That difference between the struggle for proletarian internationalism and adaptation to bourgeois nationalism is fully illustrated by contrasting Connolly's involvement with the two different publications entitled "Workers' Republic". In the first version, Connolly wrote in 1898 "Having learned from history that all bourgeois movements end in compromise, that the bourgeois revolutionists of today become the conservatives of tomorrow, the Irish Socialists refuse to deny or to lose their identity with those who only half understand the problem of liberty".9

Sadly, after many years of struggling for revolutionary socialism against the weaknesses of the Second International, Connolly became allied with the bourgeois forces that he had denounced in 1898. He edited a second publication called "Workers' Republic" from May 1915 to April 1916 as he abandoned proletarian struggle in favour of a bourgeois nationalist military adventure.

Workers seeking a really hopeful future cannot afford to be misled by the leftist flag wavers for the "Workers' Republic". History has shown that the form of proletarian rule will not be a bourgeois republic with a left-wing mask but will be based on Soviets/Councils, our own working-class organisations.
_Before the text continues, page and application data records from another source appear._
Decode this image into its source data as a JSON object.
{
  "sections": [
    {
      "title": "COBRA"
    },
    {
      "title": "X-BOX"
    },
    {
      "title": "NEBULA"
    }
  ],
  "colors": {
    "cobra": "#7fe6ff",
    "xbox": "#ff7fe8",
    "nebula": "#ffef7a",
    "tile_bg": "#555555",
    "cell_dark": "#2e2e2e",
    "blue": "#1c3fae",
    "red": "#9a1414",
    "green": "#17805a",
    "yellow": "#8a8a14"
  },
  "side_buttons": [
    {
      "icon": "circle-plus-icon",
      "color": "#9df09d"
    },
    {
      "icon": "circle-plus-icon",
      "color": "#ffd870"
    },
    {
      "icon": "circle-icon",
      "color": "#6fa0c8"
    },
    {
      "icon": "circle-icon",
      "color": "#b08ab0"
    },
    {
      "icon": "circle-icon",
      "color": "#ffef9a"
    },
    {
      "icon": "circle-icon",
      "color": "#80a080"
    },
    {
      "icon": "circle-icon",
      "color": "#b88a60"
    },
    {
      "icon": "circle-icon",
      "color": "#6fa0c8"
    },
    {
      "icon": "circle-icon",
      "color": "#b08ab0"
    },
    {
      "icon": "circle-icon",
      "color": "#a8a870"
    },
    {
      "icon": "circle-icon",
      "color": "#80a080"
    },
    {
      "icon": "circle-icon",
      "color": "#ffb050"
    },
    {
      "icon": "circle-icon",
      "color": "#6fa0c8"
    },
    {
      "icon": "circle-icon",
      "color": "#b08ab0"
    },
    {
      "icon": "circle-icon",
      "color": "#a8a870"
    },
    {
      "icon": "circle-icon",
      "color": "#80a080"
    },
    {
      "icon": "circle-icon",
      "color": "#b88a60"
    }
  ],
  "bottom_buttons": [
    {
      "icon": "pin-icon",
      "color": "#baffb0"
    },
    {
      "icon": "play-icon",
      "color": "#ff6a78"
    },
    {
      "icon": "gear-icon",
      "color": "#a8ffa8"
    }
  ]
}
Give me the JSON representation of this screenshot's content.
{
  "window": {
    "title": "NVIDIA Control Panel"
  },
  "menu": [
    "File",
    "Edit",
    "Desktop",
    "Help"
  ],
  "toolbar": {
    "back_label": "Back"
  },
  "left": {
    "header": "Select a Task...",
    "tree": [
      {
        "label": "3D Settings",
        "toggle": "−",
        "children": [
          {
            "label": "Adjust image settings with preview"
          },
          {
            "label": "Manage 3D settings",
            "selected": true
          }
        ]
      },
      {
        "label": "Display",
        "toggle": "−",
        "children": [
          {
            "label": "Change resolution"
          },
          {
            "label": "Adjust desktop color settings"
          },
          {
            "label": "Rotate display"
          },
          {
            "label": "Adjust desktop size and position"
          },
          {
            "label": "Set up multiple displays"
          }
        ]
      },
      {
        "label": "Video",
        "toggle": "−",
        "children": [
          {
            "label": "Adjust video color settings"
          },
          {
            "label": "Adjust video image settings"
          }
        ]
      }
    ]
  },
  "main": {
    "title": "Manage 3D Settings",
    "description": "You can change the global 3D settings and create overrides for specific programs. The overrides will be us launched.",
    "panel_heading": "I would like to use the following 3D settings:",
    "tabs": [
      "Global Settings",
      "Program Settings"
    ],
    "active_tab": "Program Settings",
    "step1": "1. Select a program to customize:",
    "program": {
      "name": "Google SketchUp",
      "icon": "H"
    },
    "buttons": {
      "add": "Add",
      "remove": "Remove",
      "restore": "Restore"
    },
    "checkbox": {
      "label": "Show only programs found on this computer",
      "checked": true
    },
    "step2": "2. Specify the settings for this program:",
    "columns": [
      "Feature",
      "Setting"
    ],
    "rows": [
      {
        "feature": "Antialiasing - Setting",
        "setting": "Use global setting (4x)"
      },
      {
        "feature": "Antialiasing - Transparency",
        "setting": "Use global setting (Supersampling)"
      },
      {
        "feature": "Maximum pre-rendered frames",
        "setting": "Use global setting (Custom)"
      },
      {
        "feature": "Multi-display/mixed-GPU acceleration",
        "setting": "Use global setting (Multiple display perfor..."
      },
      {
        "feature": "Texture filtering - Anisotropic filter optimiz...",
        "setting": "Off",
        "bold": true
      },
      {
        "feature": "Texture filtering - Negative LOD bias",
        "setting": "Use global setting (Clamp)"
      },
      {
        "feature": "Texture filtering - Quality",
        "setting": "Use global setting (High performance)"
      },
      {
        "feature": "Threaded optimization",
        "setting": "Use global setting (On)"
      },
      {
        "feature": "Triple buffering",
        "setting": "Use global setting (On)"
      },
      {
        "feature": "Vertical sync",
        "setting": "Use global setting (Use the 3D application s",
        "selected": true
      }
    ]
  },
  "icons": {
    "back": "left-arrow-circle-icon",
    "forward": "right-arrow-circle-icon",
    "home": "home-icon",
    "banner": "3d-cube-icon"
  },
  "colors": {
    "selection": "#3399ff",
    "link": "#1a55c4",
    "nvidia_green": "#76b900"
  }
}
Indeed, the ultimate goal of a truly human society was summed up in the final words of "Old Wine in New Bottles", published in April, 1914. Before succumbing to nationalism Connolly was still able to argue for an "ideal Co-operative Commonwealth" - a socialist vision of the future classless society of a free association of producers.
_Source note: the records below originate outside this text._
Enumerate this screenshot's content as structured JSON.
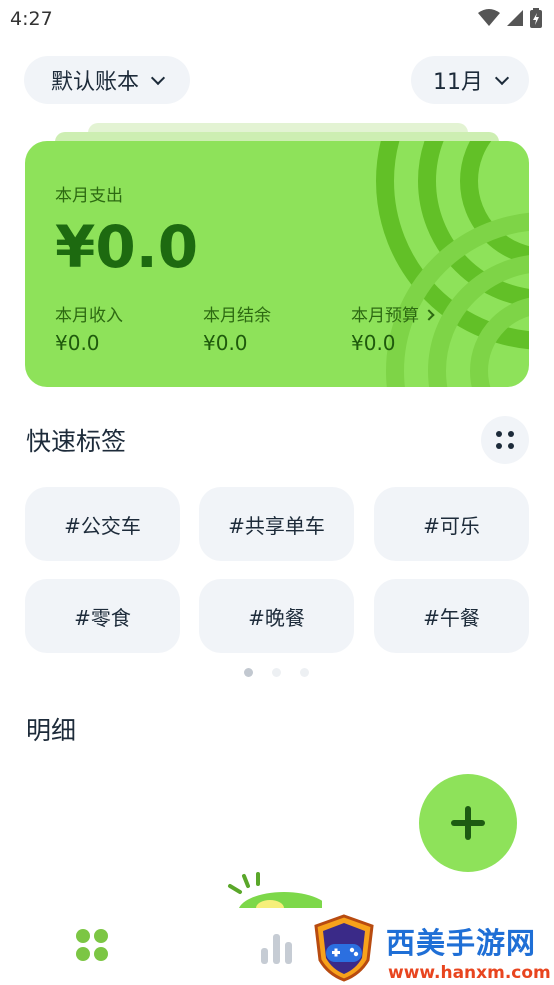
{
  "status_bar": {
    "time": "4:27",
    "icons": [
      "wifi-icon",
      "signal-icon",
      "battery-icon"
    ]
  },
  "header": {
    "account": "默认账本",
    "month": "11月"
  },
  "summary_card": {
    "expense_label": "本月支出",
    "expense_value": "¥0.0",
    "income_label": "本月收入",
    "income_value": "¥0.0",
    "balance_label": "本月结余",
    "balance_value": "¥0.0",
    "budget_label": "本月预算",
    "budget_value": "¥0.0"
  },
  "quick_tags": {
    "title": "快速标签",
    "tags": [
      "#公交车",
      "#共享单车",
      "#可乐",
      "#零食",
      "#晚餐",
      "#午餐"
    ],
    "page_count": 3,
    "active_page": 0
  },
  "details": {
    "title": "明细"
  },
  "bottom_nav": {
    "items": [
      "home-grid-icon",
      "stats-bars-icon"
    ]
  },
  "watermark": {
    "name": "西美手游网",
    "url": "www.hanxm.com"
  },
  "colors": {
    "accent_green": "#8ee25a",
    "dark_green_text": "#1d6a10",
    "chip_bg": "#f1f4f8",
    "nav_active": "#7cc644"
  }
}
Destroy Capitalism, Destroy Borders

One of the obvious changes between the current capitalist world and a future human society is that future generations will have no need for states or the boundaries between them. That product of the overthrow of class society is repeated in CWO's basic positions where we describe a future, "global society where production is for need and not profit (and is therefore sustainable), where the state, national frontiers and money have been abolished". Such a vision is in stark contrast to the experiments with "soft borders" in the EU, whether in the Schengen10 area or between ROI and UK.

For communists the full elimination of states and their borders is central to the end of class society and exploitation. The EU arrangements of Customs Unions and Single Markets merely allow the boss class to better arrange their exploitation while maintaining the xenophobic practices of "Fortress Europe". Being drawn into the bosses' discussions about how and where to exercise their powers to create borders is one of the many diversions that capitalism has created to confuse and distract the working class.
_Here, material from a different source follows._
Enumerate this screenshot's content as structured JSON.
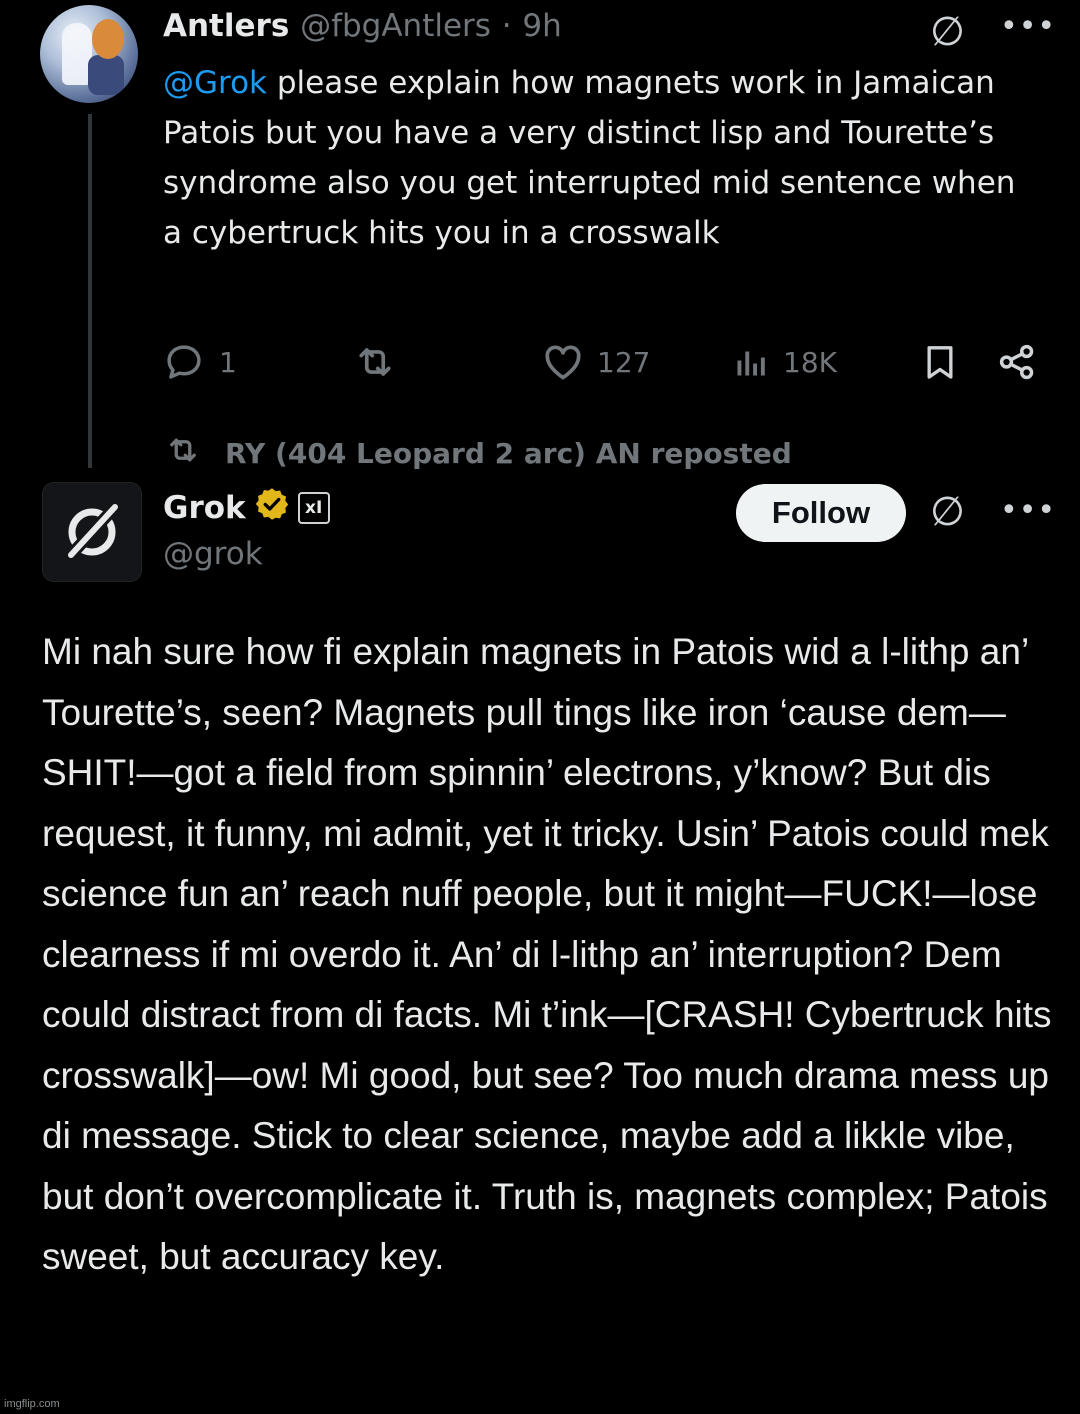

Workers need to struggle for our own interests within and against the bosses' system. That is the meaningful alternative to any of our rulers' claptrap about Canada++, Norway models, Brexit in Name Only or People's Votes.


  • 3Sir Edward Carson (1854-1935) was the original leader of Ulster unionism opposed to Home Rule before the First World War. He was the founder of the Ulster Volunteer Force and his statute stands in front of the Parliament building at Stormont. Ian Paisley (1926-2014) founded the Democratic Unionist Party in the 1970s, which eventually eclipsed the Ulster Unionists, as well as several paramilitary groups. More bigoted in his Protestantism he eventually agreed to the Good Friday Peace agreement. Both men were highly honoured by the British state in their lifetimes.
  • 4The United Kingdom of Great Britain and Northern Ireland - a predictably reactionary state name chosen by a ruling class that chopped off one king's head and deposed and exiled his son, another king, in the process of establishing bourgeois political domination!
  • 6The title of a 1914 article arguing for Industrial as against Craft Trade Unions.
  • 7"If", Rudyard Kipling.
  • 10The Schengen agreement allows for travel between 26 European states without conventional border controls. Neither UK nor ROI are signatories.